Oh how I love tulips as well, they are such a beautiful sight after a long winter! Tulips are technically considered a perennial but often times they need to be treated as an annual. By that I mean you can dig them up in the fall, store them and replant them in spring (as you would with gladiolas). Depending on what zone you live in, you may have to wait a bit longer for your first bloom after getting them back into the soil.
Tulips need well drained soil. If you need to work on your soil to accomplish this, simply add sand and compost and work through the soil. Don’t forget that tulips love full sun!
Here’s some other tips for growing tulips:
~If you are adding tulips in with other perennials, add in the other plants first. Doing it this way will prevent you from possibly harming the tulips bulbs with a shovel or trowel.
~Any perennial lover wants to see their plants to come back year after year. Tulips (as well as any other bulb plant) do best in sandy soil, planting them in a sandy environment will help to ensure constant growth and flowering in later years. For best results, plant your bulbs in the fall (October or November) or before the ground freezes. When planting the tulip bulb, you should measure down about 3 times the length of the bulb and then cover over with adequate soil.
~Tulips are pretty tough and disease resistant but can get “tulip fire.” If this happens, stems and leaves become deformed and stunted in growth. Later on you might see brown patches. If tulip fire occurs that bulb should be discarded.
~Spacing out your tulips will help your bulbs to prosper, overcrowding can cause problems. If you find your bulbs are overcrowded wait until just before all of the foliage has completely died down, divide smaller (new) bulbs from the base of the old bulb and replant them a further distance away.
~After your plant has flowered it’s ok to “deadhead” but be sure to allow the leaves to die off naturally. If you don’t like the look of the fading greens, try braiding the leaves for a different appearance in your garden.
~Tulips make excellent cut flowers and usually last about a week in a vase. Don’t forget to add a little sugar to your water to prolong the life of your bouquet.

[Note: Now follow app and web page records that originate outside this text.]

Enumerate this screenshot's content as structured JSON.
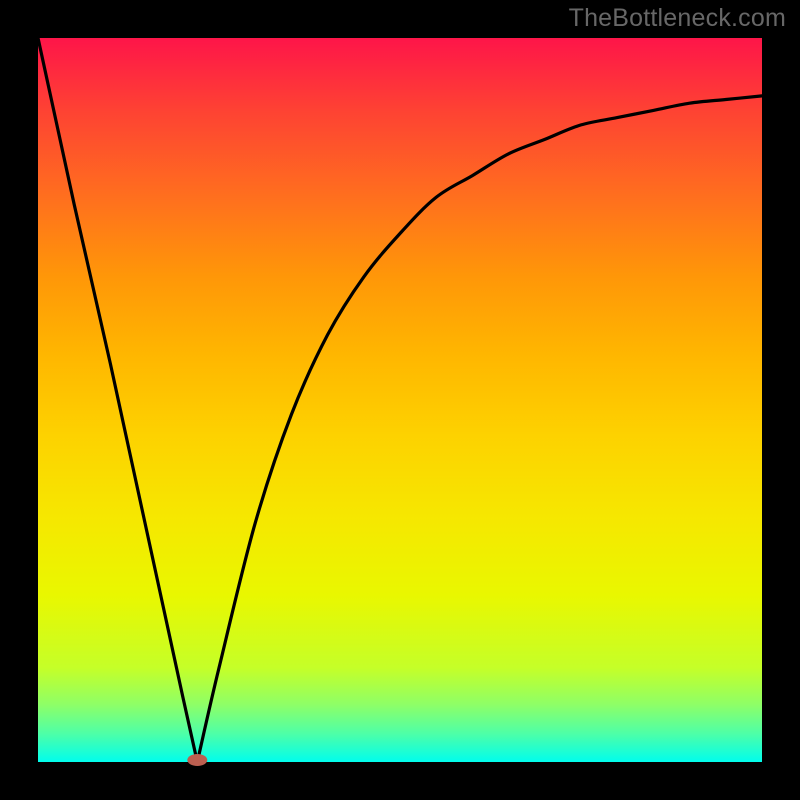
{
  "watermark": "TheBottleneck.com",
  "colors": {
    "frame": "#000000",
    "gradient_top": "#fe1549",
    "gradient_bottom": "#00fded",
    "curve": "#000000",
    "marker": "#bb5f50"
  },
  "chart_data": {
    "type": "line",
    "title": "",
    "xlabel": "",
    "ylabel": "",
    "xlim": [
      0,
      100
    ],
    "ylim": [
      0,
      100
    ],
    "x": [
      0,
      5,
      10,
      15,
      20,
      22,
      25,
      30,
      35,
      40,
      45,
      50,
      55,
      60,
      65,
      70,
      75,
      80,
      85,
      90,
      95,
      100
    ],
    "values": [
      100,
      77,
      55,
      32,
      9,
      0,
      13,
      33,
      48,
      59,
      67,
      73,
      78,
      81,
      84,
      86,
      88,
      89,
      90,
      91,
      91.5,
      92
    ],
    "minimum_point": {
      "x": 22,
      "y": 0
    },
    "annotations": []
  }
}
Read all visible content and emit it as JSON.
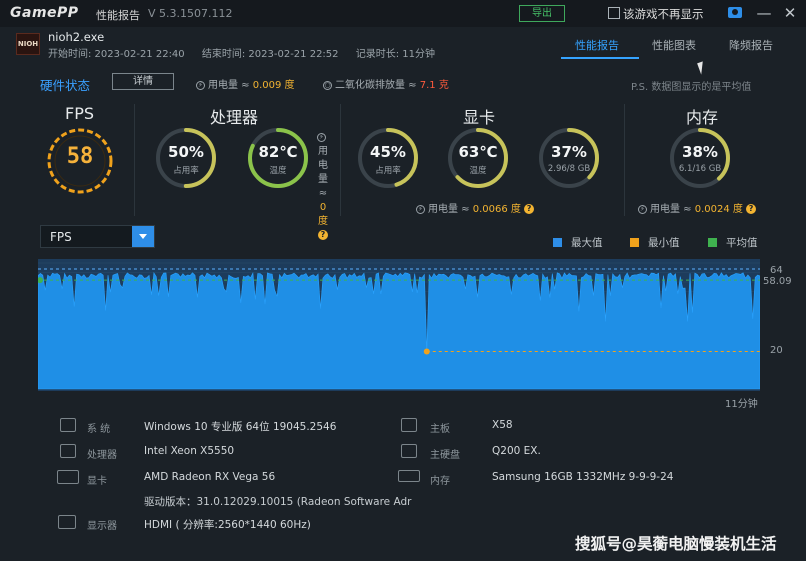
{
  "titlebar": {
    "logo": "GamePP",
    "title": "性能报告",
    "version": "V 5.3.1507.112",
    "export_label": "导出",
    "hide_label": "该游戏不再显示",
    "minimize": "—",
    "close": "✕"
  },
  "game": {
    "icon_text": "NIOH",
    "exe": "nioh2.exe",
    "start": "开始时间: 2023-02-21 22:40",
    "end": "结束时间: 2023-02-21 22:52",
    "duration": "记录时长: 11分钟"
  },
  "tabs": [
    {
      "label": "性能报告",
      "active": true
    },
    {
      "label": "性能图表",
      "active": false
    },
    {
      "label": "降频报告",
      "active": false
    }
  ],
  "hardware": {
    "title": "硬件状态",
    "detail_button": "详情",
    "power_label": "用电量 ≈ ",
    "power_value": "0.009 度",
    "co2_label": "二氧化碳排放量 ≈ ",
    "co2_value": "7.1 克",
    "note": "P.S. 数据图显示的是平均值"
  },
  "sections": {
    "fps": {
      "title": "FPS",
      "value": "58"
    },
    "cpu": {
      "title": "处理器",
      "usage": {
        "value": "50%",
        "label": "占用率",
        "fraction": 0.5
      },
      "temp": {
        "value": "82℃",
        "label": "温度",
        "fraction": 0.82
      },
      "power_label": "用电量 ≈",
      "power_value": "0 度"
    },
    "gpu": {
      "title": "显卡",
      "usage": {
        "value": "45%",
        "label": "占用率",
        "fraction": 0.45
      },
      "temp": {
        "value": "63℃",
        "label": "温度",
        "fraction": 0.63
      },
      "vram": {
        "value": "37%",
        "label": "2.96/8 GB",
        "fraction": 0.37
      },
      "power_label": "用电量 ≈ ",
      "power_value": "0.0066 度"
    },
    "mem": {
      "title": "内存",
      "usage": {
        "value": "38%",
        "label": "6.1/16 GB",
        "fraction": 0.38
      },
      "power_label": "用电量 ≈ ",
      "power_value": "0.0024 度"
    }
  },
  "chart_controls": {
    "selected_metric": "FPS",
    "legend": [
      {
        "label": "最大值",
        "color": "#2e8ee8"
      },
      {
        "label": "最小值",
        "color": "#f0a21c"
      },
      {
        "label": "平均值",
        "color": "#3fb24f"
      }
    ]
  },
  "chart_data": {
    "type": "area",
    "metric": "FPS",
    "max": 64,
    "min": 20,
    "avg": 58.09,
    "ylim": [
      0,
      64
    ],
    "x_end_label": "11分钟",
    "labels": {
      "max": "64",
      "avg": "58.09",
      "min": "20"
    },
    "min_point_x_fraction": 0.54
  },
  "system_info": {
    "os_key": "系 统",
    "os": "Windows 10 专业版 64位 19045.2546",
    "cpu_key": "处理器",
    "cpu": "Intel Xeon X5550",
    "gpu_key": "显卡",
    "gpu": "AMD Radeon RX Vega 56",
    "driver": "驱动版本：31.0.12029.10015 (Radeon Software Adr",
    "display_key": "显示器",
    "display": "HDMI ( 分辨率:2560*1440 60Hz)",
    "board_key": "主板",
    "board": "X58",
    "disk_key": "主硬盘",
    "disk": "Q200 EX.",
    "ram_key": "内存",
    "ram": "Samsung 16GB 1332MHz 9-9-9-24"
  },
  "watermark": "搜狐号@昊蘅电脑慢装机生活"
}
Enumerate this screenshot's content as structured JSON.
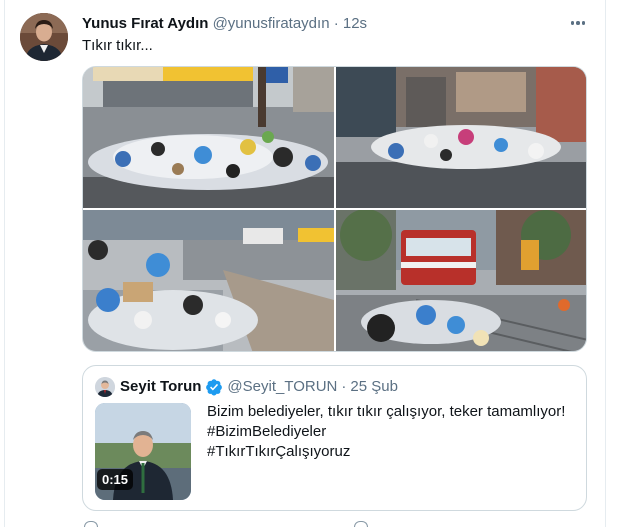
{
  "tweet": {
    "author_name": "Yunus Fırat Aydın",
    "author_handle": "@yunusfirataydın",
    "separator": "·",
    "time": "12s",
    "text": "Tıkır tıkır..."
  },
  "quoted_tweet": {
    "author_name": "Seyit Torun",
    "author_handle": "@Seyit_TORUN",
    "separator": "·",
    "time": "25 Şub",
    "video_duration": "0:15",
    "lines": [
      "Bizim belediyeler, tıkır tıkır çalışıyor, teker tamamlıyor!",
      "#BizimBelediyeler",
      "#TıkırTıkırÇalışıyoruz"
    ]
  },
  "colors": {
    "text_primary": "#0f1419",
    "text_secondary": "#5b7083",
    "border": "#cfd9de",
    "verified": "#1d9bf0"
  },
  "icons": {
    "more": "more-horizontal-icon",
    "verified": "verified-badge-icon"
  }
}
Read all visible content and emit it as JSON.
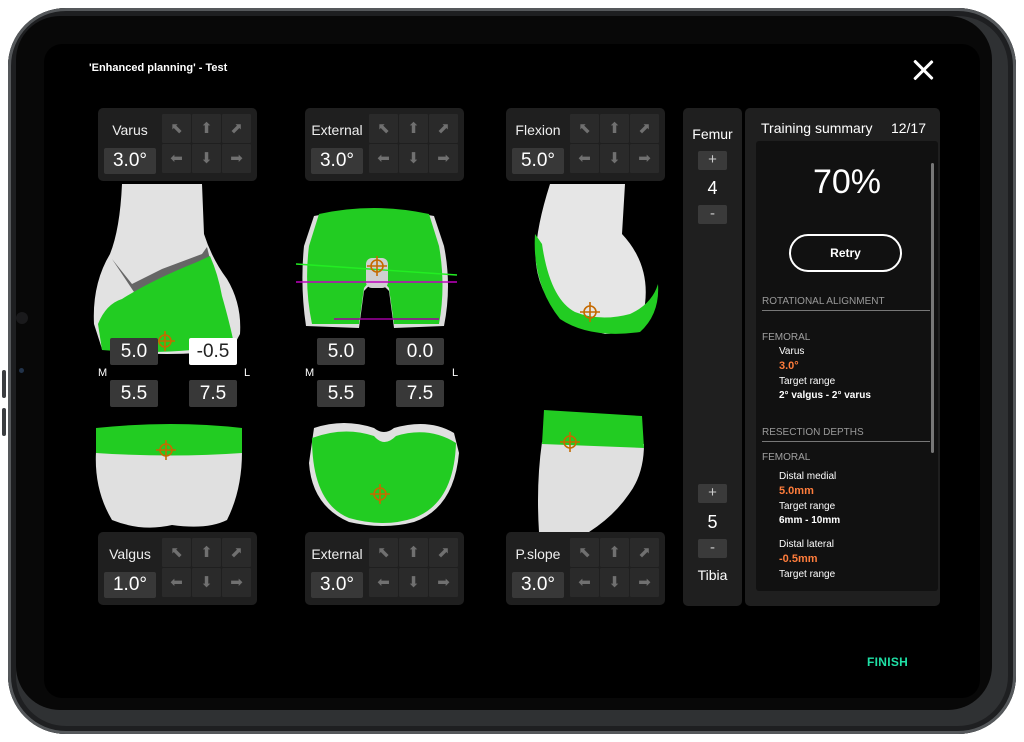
{
  "app": {
    "title": "'Enhanced planning' - Test"
  },
  "controls": {
    "varus": {
      "label": "Varus",
      "value": "3.0°"
    },
    "external_top": {
      "label": "External",
      "value": "3.0°"
    },
    "flexion": {
      "label": "Flexion",
      "value": "5.0°"
    },
    "valgus": {
      "label": "Valgus",
      "value": "1.0°"
    },
    "external_bottom": {
      "label": "External",
      "value": "3.0°"
    },
    "pslope": {
      "label": "P.slope",
      "value": "3.0°"
    }
  },
  "arrows": {
    "up_left": "⬉",
    "up": "⬆",
    "up_right": "⬈",
    "left": "⬅",
    "down": "⬇",
    "right": "➡"
  },
  "measurements": {
    "left_top_m": "5.0",
    "left_top_l": "-0.5",
    "left_bot_m": "5.5",
    "left_bot_l": "7.5",
    "mid_top_m": "5.0",
    "mid_top_l": "0.0",
    "mid_bot_m": "5.5",
    "mid_bot_l": "7.5",
    "m_label": "M",
    "l_label": "L"
  },
  "size_panel": {
    "femur_label": "Femur",
    "femur_value": "4",
    "tibia_label": "Tibia",
    "tibia_value": "5",
    "plus": "+",
    "minus": "-"
  },
  "summary": {
    "title": "Training summary",
    "count": "12/17",
    "score": "70%",
    "retry_label": "Retry",
    "rot_heading": "ROTATIONAL ALIGNMENT",
    "femoral_1": "FEMORAL",
    "varus_label": "Varus",
    "varus_value": "3.0°",
    "target_range_1": "Target range",
    "varus_range": "2° valgus - 2° varus",
    "res_heading": "RESECTION DEPTHS",
    "femoral_2": "FEMORAL",
    "distal_medial_label": "Distal medial",
    "distal_medial_value": "5.0mm",
    "target_range_2": "Target range",
    "distal_medial_range": "6mm - 10mm",
    "distal_lateral_label": "Distal lateral",
    "distal_lateral_value": "-0.5mm",
    "target_range_3": "Target range"
  },
  "finish_label": "FINISH",
  "colors": {
    "implant_green": "#22cc22",
    "bone": "#e6e6e6",
    "accent": "#1fe0a6",
    "value_orange": "#ff7d3c"
  }
}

I hope this helps you tend to your tulips and keep them blooming!
Love ya, Molly
The following tips are courtesy of gardeningtips.org.